Plant: clump-forming shrub, 1-2(-3) pads and 7-40 cm tall. PADS blue- to yellow-green, sometimes tinged maroon-purple, papillose to puberulent, rarely glabrous, spatulate to broadly obovate or subcircular, thick, 5-22(-35) cm long, 2-13.5(-16) cm broad. AREOLES 4-16(-19) in a row diagonally across midpad, circular to elliptic, 3-5 mm long, 3 mm wide; wool white to tan, aging gray Leaves: SPINES, when present, mostly in distal areoles, yellow, straight, spreading, 0(-8) per areole, 5-25 mm. GLOCHIDS numerous, nearly filling the areoles, yellow to red- or dark brown, to 3 mm long Flowers: inner tepals pink to magenta, rarely white; filaments deep pink to magenta; style white to pink; fresh stigmas white to cream Fruit: FRUITS maturing dry and tan, puberulent, spineless except in var. treleasei, 2-4 cm long, 1.5- 2.3 cm in diameter, the umbilicus 5-12 mm deep; areoles 24-76. SEEDS yellowish to tan, subcircular but angular, thick, 6.5-9 mm long, 6.5-7 mm wide, the sides smooth or bearing 1-3 depressions; girdle protruding to 1 mm. Misc: 350-1700 m (1200-5600 ft); Feb-Jun REFERENCES: Pinkava, Donald J. Cactaceae. 2003. J. Ariz. - Nev. Acad. Sci. Volume 35(2).
Benson 1982, FNA 2003, Pinkava 2003

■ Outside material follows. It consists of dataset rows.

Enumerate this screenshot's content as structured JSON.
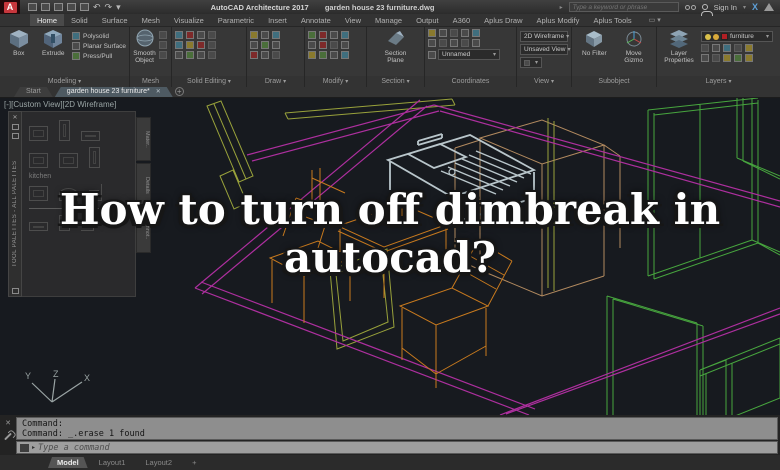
{
  "titlebar": {
    "app_title": "AutoCAD Architecture 2017",
    "doc_title": "garden house 23 furniture.dwg",
    "search_placeholder": "Type a keyword or phrase",
    "sign_in_label": "Sign In",
    "exchange_label": "X"
  },
  "ribbon": {
    "tabs": [
      {
        "label": "Home",
        "active": true
      },
      {
        "label": "Solid"
      },
      {
        "label": "Surface"
      },
      {
        "label": "Mesh"
      },
      {
        "label": "Visualize"
      },
      {
        "label": "Parametric"
      },
      {
        "label": "Insert"
      },
      {
        "label": "Annotate"
      },
      {
        "label": "View"
      },
      {
        "label": "Manage"
      },
      {
        "label": "Output"
      },
      {
        "label": "A360"
      },
      {
        "label": "Aplus Draw"
      },
      {
        "label": "Aplus Modify"
      },
      {
        "label": "Aplus Tools"
      }
    ],
    "modeling": {
      "label": "Modeling",
      "box": "Box",
      "extrude": "Extrude",
      "polysolid": "Polysolid",
      "planar_surface": "Planar Surface",
      "press_pull": "Press/Pull"
    },
    "mesh": {
      "label": "Mesh",
      "smooth_object": "Smooth Object"
    },
    "solid_editing": {
      "label": "Solid Editing"
    },
    "draw": {
      "label": "Draw"
    },
    "modify": {
      "label": "Modify"
    },
    "section": {
      "label": "Section",
      "section_plane": "Section Plane"
    },
    "coordinates": {
      "label": "Coordinates",
      "ucs_dropdown": "Unnamed"
    },
    "view": {
      "label": "View",
      "visual_style": "2D Wireframe",
      "named_view": "Unsaved View"
    },
    "subobject": {
      "label": "Subobject",
      "no_filter": "No Filter",
      "move_gizmo": "Move Gizmo"
    },
    "layers": {
      "label": "Layers",
      "layer_properties": "Layer Properties",
      "current_layer": "furniture"
    }
  },
  "file_tabs": {
    "start": "Start",
    "active_doc": "garden house 23 furniture*",
    "close_glyph": "✕",
    "new_tab_glyph": "+"
  },
  "viewport": {
    "corner_label": "[-][Custom View][2D Wireframe]"
  },
  "palette": {
    "title": "TOOL PALETTES - ALL PALETTES",
    "group_label": "kitchen",
    "side_tabs": [
      {
        "label": "Mater.."
      },
      {
        "label": "Details"
      },
      {
        "label": "Annot.."
      }
    ]
  },
  "overlay": {
    "line1": "How to turn off dimbreak in",
    "line2": "autocad?"
  },
  "ucs": {
    "x": "X",
    "y": "Y",
    "z": "Z"
  },
  "command": {
    "history": [
      {
        "text": "Command:"
      },
      {
        "text": "Command: _.erase 1 found"
      }
    ],
    "placeholder": "Type a command"
  },
  "layout_tabs": [
    {
      "label": "Model",
      "active": true
    },
    {
      "label": "Layout1"
    },
    {
      "label": "Layout2"
    },
    {
      "label": "+"
    }
  ],
  "colors": {
    "viewport_bg": "#171a1f",
    "magenta": "#ad2f9e",
    "green": "#47a53e",
    "orange": "#c87a1e",
    "tan": "#b28a5f",
    "olive": "#99a23b",
    "steel": "#b9c6cb",
    "layer_swatch": "#b01f24",
    "logo_red": "#c8373d"
  }
}
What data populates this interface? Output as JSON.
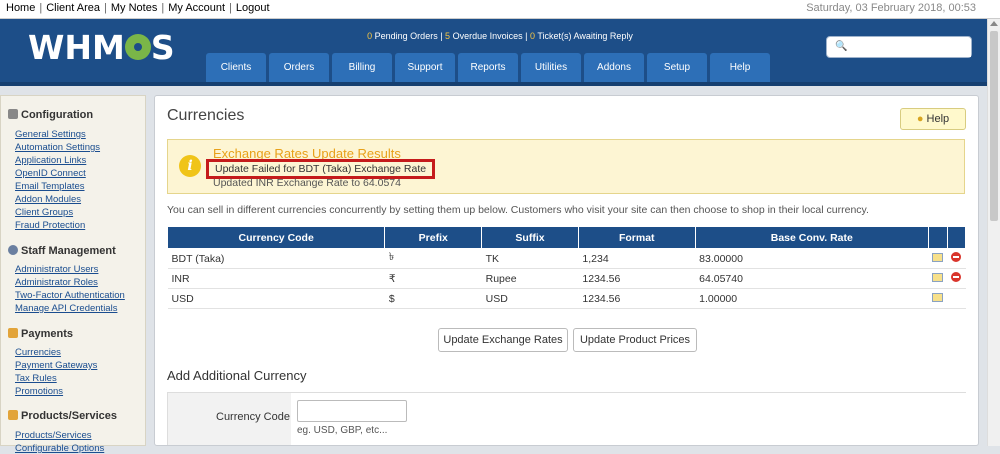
{
  "topbar": {
    "links": [
      "Home",
      "Client Area",
      "My Notes",
      "My Account",
      "Logout"
    ],
    "date": "Saturday, 03 February 2018, 00:53"
  },
  "header": {
    "logo_left": "WHM",
    "logo_right": "S",
    "stats": {
      "pending_orders_count": "0",
      "pending_orders_label": "Pending Orders",
      "overdue_count": "5",
      "overdue_label": "Overdue Invoices",
      "tickets_count": "0",
      "tickets_label": "Ticket(s) Awaiting Reply"
    },
    "search_placeholder": "",
    "nav": [
      "Clients",
      "Orders",
      "Billing",
      "Support",
      "Reports",
      "Utilities",
      "Addons",
      "Setup",
      "Help"
    ]
  },
  "sidebar": {
    "sections": [
      {
        "title": "Configuration",
        "links": [
          "General Settings",
          "Automation Settings",
          "Application Links",
          "OpenID Connect",
          "Email Templates",
          "Addon Modules",
          "Client Groups",
          "Fraud Protection"
        ]
      },
      {
        "title": "Staff Management",
        "links": [
          "Administrator Users",
          "Administrator Roles",
          "Two-Factor Authentication",
          "Manage API Credentials"
        ]
      },
      {
        "title": "Payments",
        "links": [
          "Currencies",
          "Payment Gateways",
          "Tax Rules",
          "Promotions"
        ]
      },
      {
        "title": "Products/Services",
        "links": [
          "Products/Services",
          "Configurable Options"
        ]
      }
    ]
  },
  "main": {
    "title": "Currencies",
    "help_label": "Help",
    "alert": {
      "title": "Exchange Rates Update Results",
      "line1": "Update Failed for BDT (Taka) Exchange Rate",
      "line2": "Updated INR Exchange Rate to 64.0574"
    },
    "intro": "You can sell in different currencies concurrently by setting them up below. Customers who visit your site can then choose to shop in their local currency.",
    "table": {
      "headers": [
        "Currency Code",
        "Prefix",
        "Suffix",
        "Format",
        "Base Conv. Rate"
      ],
      "rows": [
        {
          "code": "BDT (Taka)",
          "prefix": "৳",
          "suffix": "TK",
          "format": "1,234",
          "rate": "83.00000"
        },
        {
          "code": "INR",
          "prefix": "₹",
          "suffix": "Rupee",
          "format": "1234.56",
          "rate": "64.05740"
        },
        {
          "code": "USD",
          "prefix": "$",
          "suffix": "USD",
          "format": "1234.56",
          "rate": "1.00000"
        }
      ]
    },
    "buttons": {
      "update_rates": "Update Exchange Rates",
      "update_prices": "Update Product Prices"
    },
    "add_section_title": "Add Additional Currency",
    "form": {
      "currency_code_label": "Currency Code",
      "currency_code_value": "",
      "currency_code_hint": "eg. USD, GBP, etc..."
    }
  },
  "colors": {
    "header_bg": "#1d4e88",
    "nav_tab": "#2d6fb7",
    "alert_bg": "#fdf5d3",
    "alert_title": "#e8a11a",
    "highlight_border": "#c51b1b"
  }
}
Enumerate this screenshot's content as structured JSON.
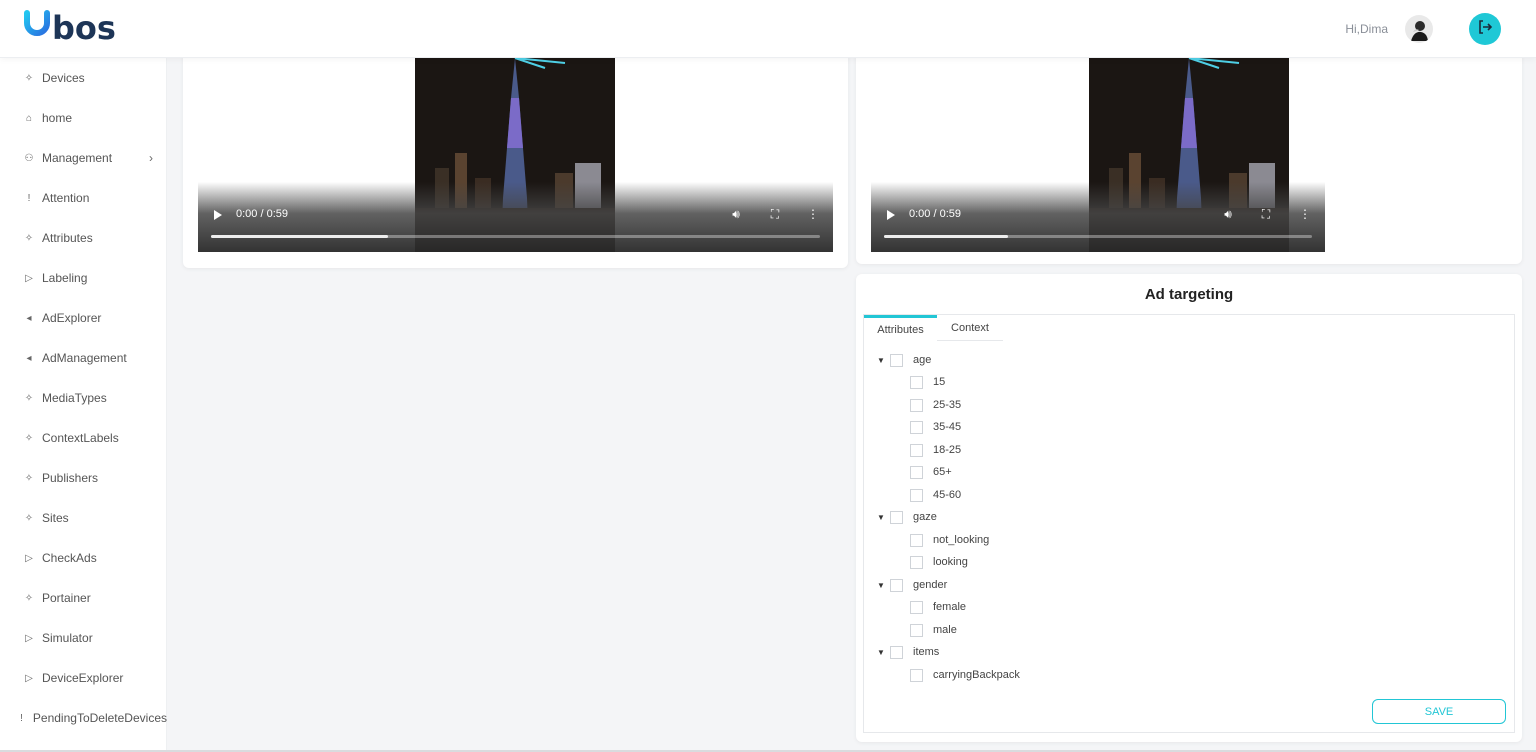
{
  "header": {
    "greeting": "Hi,Dima",
    "logo_text": "ubos",
    "brand_color": "#1fc8d6"
  },
  "sidebar": {
    "items": [
      {
        "label": "Devices",
        "icon": "sparkle-icon"
      },
      {
        "label": "home",
        "icon": "home-icon"
      },
      {
        "label": "Management",
        "icon": "users-icon",
        "has_submenu": true
      },
      {
        "label": "Attention",
        "icon": "exclamation-icon"
      },
      {
        "label": "Attributes",
        "icon": "sparkle-icon"
      },
      {
        "label": "Labeling",
        "icon": "tag-icon"
      },
      {
        "label": "AdExplorer",
        "icon": "megaphone-icon"
      },
      {
        "label": "AdManagement",
        "icon": "megaphone-icon"
      },
      {
        "label": "MediaTypes",
        "icon": "sparkle-icon"
      },
      {
        "label": "ContextLabels",
        "icon": "sparkle-icon"
      },
      {
        "label": "Publishers",
        "icon": "sparkle-icon"
      },
      {
        "label": "Sites",
        "icon": "sparkle-icon"
      },
      {
        "label": "CheckAds",
        "icon": "tag-icon"
      },
      {
        "label": "Portainer",
        "icon": "sparkle-icon"
      },
      {
        "label": "Simulator",
        "icon": "tag-icon"
      },
      {
        "label": "DeviceExplorer",
        "icon": "tag-icon"
      },
      {
        "label": "PendingToDeleteDevices",
        "icon": "exclamation-icon"
      }
    ]
  },
  "videos": [
    {
      "time": "0:00 / 0:59",
      "progress": 0.29
    },
    {
      "time": "0:00 / 0:59",
      "progress": 0.29
    }
  ],
  "ad_targeting": {
    "title": "Ad targeting",
    "tabs": [
      "Attributes",
      "Context"
    ],
    "active_tab": "Attributes",
    "tree": [
      {
        "label": "age",
        "children": [
          "15",
          "25-35",
          "35-45",
          "18-25",
          "65+",
          "45-60"
        ]
      },
      {
        "label": "gaze",
        "children": [
          "not_looking",
          "looking"
        ]
      },
      {
        "label": "gender",
        "children": [
          "female",
          "male"
        ]
      },
      {
        "label": "items",
        "children": [
          "carryingBackpack"
        ]
      }
    ],
    "save_label": "SAVE"
  }
}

Common Name: beavertail pricklypear Duration: Perennial Protected Status: No status in Arizona. General: Forming low growing clumps usually 1-3 segments tall to an overall height of 7-40 cm, the stem segments spatulate to obovate or subcircular and thick but not disarticulating, blue to yellow green and sometimes purple-tinged under stress, the pads are nearly smooth but minutely canescent, with 4-19 areoles per diagonal row across each midstem segment, these circular to elliptic and 3-5 mm by 3 mm with wool white to tan and aging gray. Spines: Spines 0-8 per areole when present, usually in distal areoles, these straight and spreading, yellow, 5-25 mm, with numerous glochids that nearly fill the areoles, these are yellow to red-brown or dark brown to 3 mm. Flowers: Flower 5-7.5 cm long and diameter with inner tepals pink to magenta (rarely white) 25-40 mm, the filaments red-magenta and the style white to pink. Fruits: Fruits green and maturing tan, 20-40 mm long and 15-23 mm diameter, it is not spiny and dry at maturity, with the seeds bone white or grayish and circular. Ecology: Found in sandy to rocky soils in woodlands, flats, and in chaparral from 1,000-5,500 ft (305-1676 m), flowers February-June. Distribution: s UT to s CA, AZ, and Sonora, MEX Notes: The species in our region is likely var. basilaris which can be distinguished by its essentially spineless segments that are broadly obovoid to subcircular, erect, with 10-16 areoles per diagonal row across the midstem segment. Ethnobotany: Buds cooked and eaten or dried for storage, seeds ground into mush, joints boiled and mixed with other foods or eaten as greens, fruits dreid and sold by children in small sacks for ten cents. Etymology: Opuntia from ancient root puncti for prickled, while basilaris means basal, stretching from the base. Synonyms: Opuntia whitneyana, Opuntia brachyclada, Opuntia basilaris var. brachyclada Editor: LCrumbacher, 2010